Q: It was recently reported that Netflix subscriptions have surpassed cable subscriptions. What does this mean for advertisers? How should they adjust their approach to TV and video advertising in the wake of changing consumption habits?
A: In many ways, changing consumption habits has been a boon for advertisers. With these new forms of media come limitless opportunities for brands to creatively engage with their audiences. Take for example Heineken’s recent “#OpenYourWorld” commercial, which at over four minutes long looks more like a mini documentary than an advertisement. Despite the departure from the traditional 30-second format, Heineken’s strength in storytelling made this a compelling piece of content that earned the often sought after but highly elusive viral behavior.
Online and mobile viewers are similarly embracing ads that bend the rules of what an ad is “supposed” to look like. Creative teams are going way beyond old paradigms to build out eye-catching and interactive advertisements that consumers are excited to experience. Sometimes it takes new forms but often it’s just highly creative approaches built specifically for new kinds of moments and mind frames. I think ultimately, by continuing to push the boundaries of creativity, the advertising industry is poised to thrive as screen habits change.
Q: How does the shift from the traditional television platform to multiple devices affect the way people consume ads?
A: It’s estimated that during the Super Bowl, roughly 75 percent of viewers were using two devices. For advertisers this is both a blessing and a curse – people are spending more and more of their time looking at screens, but have become distracted viewers as a result. The upside for advertisers is that more screens, means more opportunities to tell a compelling story about your brand with sight, sound and motion. TV continues to provide a very solid base of mass reach while other screens and devices allow more one-to-one touch points. And despite the examples given above, the :15 and :30 second ad remain, not just viable but essential for telling brand stories and establishing a foundational platform of reach across the traditional “big screen” TV and many other screens as well. It’s due to the multitude of screens now available that Super Bowl ads, for example, live way beyond Game Day itself. The spots that make us laugh, cry or cringe can be shared with a click or a tap. Like most things in life, change brings challenges and new opportunities.
The future of the ad industry relies on all of us to see our glass as half full and seize the exciting new opportunities to engage consumers as people and not aggregate sums of ratings points. That has always been the end game of advertising and now it’s possible like never before.
Q: What do you think is the main challenge for advertisers in a multi-screen world?
A: From a logistical standpoint, the rise of multiple screens and devices poses a unique set of executional challenges for advertisers. An ad formatted for a TV screen—and the process to get it there— is entirely different from the very same ad deployed to play perfectly on any video screen. Getting all the creative assets in the correct format to the right screen is not as easy as it should be in an age where media can be bought and sold in mere fractions of a second. The last area to automate for a bright future is the actual ad creative workflow, in a way that locks usage with all the complex Talent & Rights guidelines that used to be easy to manage in the closed system of Linear TV. Luckily, that is far easier than the innovation and work being done in the media planning and buying space because it just means applying what is already in place—cloud technology and the internet—to do away with old processes and usher in the new day where the creative moves as seamlessly and in parallel with media that finds, secures and tees up the moments in milliseconds.
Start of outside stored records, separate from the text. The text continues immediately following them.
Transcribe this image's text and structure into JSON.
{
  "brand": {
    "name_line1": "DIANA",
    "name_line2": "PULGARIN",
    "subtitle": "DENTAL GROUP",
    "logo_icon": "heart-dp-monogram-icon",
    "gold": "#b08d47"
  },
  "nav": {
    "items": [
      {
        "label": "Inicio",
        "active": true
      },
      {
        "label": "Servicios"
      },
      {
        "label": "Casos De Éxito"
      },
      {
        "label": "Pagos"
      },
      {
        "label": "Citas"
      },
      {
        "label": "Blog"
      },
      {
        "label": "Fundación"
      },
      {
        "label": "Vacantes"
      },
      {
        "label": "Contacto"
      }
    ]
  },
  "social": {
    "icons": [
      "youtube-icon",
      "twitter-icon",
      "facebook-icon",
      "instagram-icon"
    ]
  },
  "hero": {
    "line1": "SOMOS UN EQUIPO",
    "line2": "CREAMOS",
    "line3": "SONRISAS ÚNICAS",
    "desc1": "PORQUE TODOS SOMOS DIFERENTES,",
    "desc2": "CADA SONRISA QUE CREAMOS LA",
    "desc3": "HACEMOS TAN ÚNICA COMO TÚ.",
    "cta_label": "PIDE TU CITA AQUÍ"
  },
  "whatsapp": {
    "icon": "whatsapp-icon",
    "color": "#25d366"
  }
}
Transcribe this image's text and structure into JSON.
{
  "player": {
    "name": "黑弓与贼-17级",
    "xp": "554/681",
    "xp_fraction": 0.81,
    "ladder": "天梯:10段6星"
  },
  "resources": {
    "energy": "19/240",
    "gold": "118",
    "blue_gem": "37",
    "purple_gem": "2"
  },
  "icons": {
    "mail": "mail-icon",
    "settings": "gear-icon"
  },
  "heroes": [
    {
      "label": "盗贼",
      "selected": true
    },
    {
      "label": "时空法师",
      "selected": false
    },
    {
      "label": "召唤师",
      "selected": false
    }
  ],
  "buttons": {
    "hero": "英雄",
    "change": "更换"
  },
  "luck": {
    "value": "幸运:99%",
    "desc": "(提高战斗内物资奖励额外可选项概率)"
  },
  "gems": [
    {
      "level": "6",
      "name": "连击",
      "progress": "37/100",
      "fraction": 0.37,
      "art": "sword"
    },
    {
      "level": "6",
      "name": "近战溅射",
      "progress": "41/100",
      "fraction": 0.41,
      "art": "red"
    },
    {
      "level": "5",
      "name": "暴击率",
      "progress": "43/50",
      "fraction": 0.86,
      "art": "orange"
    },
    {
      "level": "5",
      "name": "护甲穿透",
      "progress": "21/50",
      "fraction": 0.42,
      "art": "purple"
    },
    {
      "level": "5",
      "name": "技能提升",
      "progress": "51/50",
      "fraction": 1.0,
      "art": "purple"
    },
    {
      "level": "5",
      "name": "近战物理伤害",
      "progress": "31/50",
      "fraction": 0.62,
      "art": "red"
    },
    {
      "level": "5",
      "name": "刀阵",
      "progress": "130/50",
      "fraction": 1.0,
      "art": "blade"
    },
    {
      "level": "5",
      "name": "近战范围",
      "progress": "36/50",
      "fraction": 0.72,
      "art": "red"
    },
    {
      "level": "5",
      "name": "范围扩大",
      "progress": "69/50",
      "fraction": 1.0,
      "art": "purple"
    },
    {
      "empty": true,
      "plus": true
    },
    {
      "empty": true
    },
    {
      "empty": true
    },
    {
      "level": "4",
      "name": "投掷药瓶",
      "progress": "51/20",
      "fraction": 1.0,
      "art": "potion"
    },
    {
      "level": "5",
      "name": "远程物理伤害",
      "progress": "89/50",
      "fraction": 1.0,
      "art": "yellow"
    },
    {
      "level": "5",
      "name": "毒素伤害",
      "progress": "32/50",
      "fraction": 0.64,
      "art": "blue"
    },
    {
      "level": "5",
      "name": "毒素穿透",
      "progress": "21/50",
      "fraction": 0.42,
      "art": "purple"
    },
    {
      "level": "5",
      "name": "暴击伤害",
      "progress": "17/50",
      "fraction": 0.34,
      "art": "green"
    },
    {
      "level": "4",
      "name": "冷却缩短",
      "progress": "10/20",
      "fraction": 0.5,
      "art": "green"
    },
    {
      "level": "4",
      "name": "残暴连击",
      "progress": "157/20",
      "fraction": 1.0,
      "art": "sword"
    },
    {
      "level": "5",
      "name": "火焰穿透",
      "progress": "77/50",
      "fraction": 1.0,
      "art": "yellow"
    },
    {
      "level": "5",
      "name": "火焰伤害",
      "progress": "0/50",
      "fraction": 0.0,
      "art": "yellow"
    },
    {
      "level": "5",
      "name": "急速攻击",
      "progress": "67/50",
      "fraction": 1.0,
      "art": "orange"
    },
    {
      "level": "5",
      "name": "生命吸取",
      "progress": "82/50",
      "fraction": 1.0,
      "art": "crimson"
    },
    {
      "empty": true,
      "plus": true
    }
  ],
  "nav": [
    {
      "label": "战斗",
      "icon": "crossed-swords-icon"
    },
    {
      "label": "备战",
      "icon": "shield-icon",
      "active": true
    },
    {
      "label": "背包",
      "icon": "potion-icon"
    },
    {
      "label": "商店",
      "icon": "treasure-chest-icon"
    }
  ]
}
Q: Why should the media industry stream ads the way it streams content?
A: Because we can and there’s simply no reason not to. Streaming has become the norm for content sharing because it is the most effective means of ensuring the highest quality for every person who accesses that content, while also allowing the content owner to maintain complete control and oversight of the rights. We stream movies and TV shows on Netflix and we stream music on Spotify. It’s part of our daily routine.
For brand marketers, ads are their crown jewels – their most precious content. They’ve invested large amounts of time and money into these gems that brilliantly tell their story. Why would we continue ask advertisers and their agencies to pay to make copies of files, burden ops teams with FTP’ing assets all over the place, risk quality degradation, incur rights infractions and slow down speed to market when none of that is necessary anymore?
Streaming is a simple change, available and understood today, that benefits all players in the video advertising ecosystem. And here’s the kicker, no one needs to change vendors. The industry just needs to say yes and change behavior. It’s happening now with many of our clients and believe me, they would NEVER go back to old-school ways.
Q: What are your insights on the future of the way the advertising industry operates?
A: I’m optimistic that we’re headed to a future where working in advertising once again offers the opportunity to be creative and strategic and to have fun building the future of brands.
Professionals will spend less time on the process of getting ads where they need to go, and more time on the things that attracted them to the industry in the first place. As we’ve discussed, the rise of automated media buying, which now happens more or less instantaneously, has moved the buy side of the industry swiftly forward. The missing piece of this puzzle is getting all creative assets wherever they need to play with the same speed, automation and accuracy that we see on the buy side.
Ad streaming provides a very simple solution being employed today with great success and one that benefits all parts of the video advertising ecosystem. This will be transformative for the industry.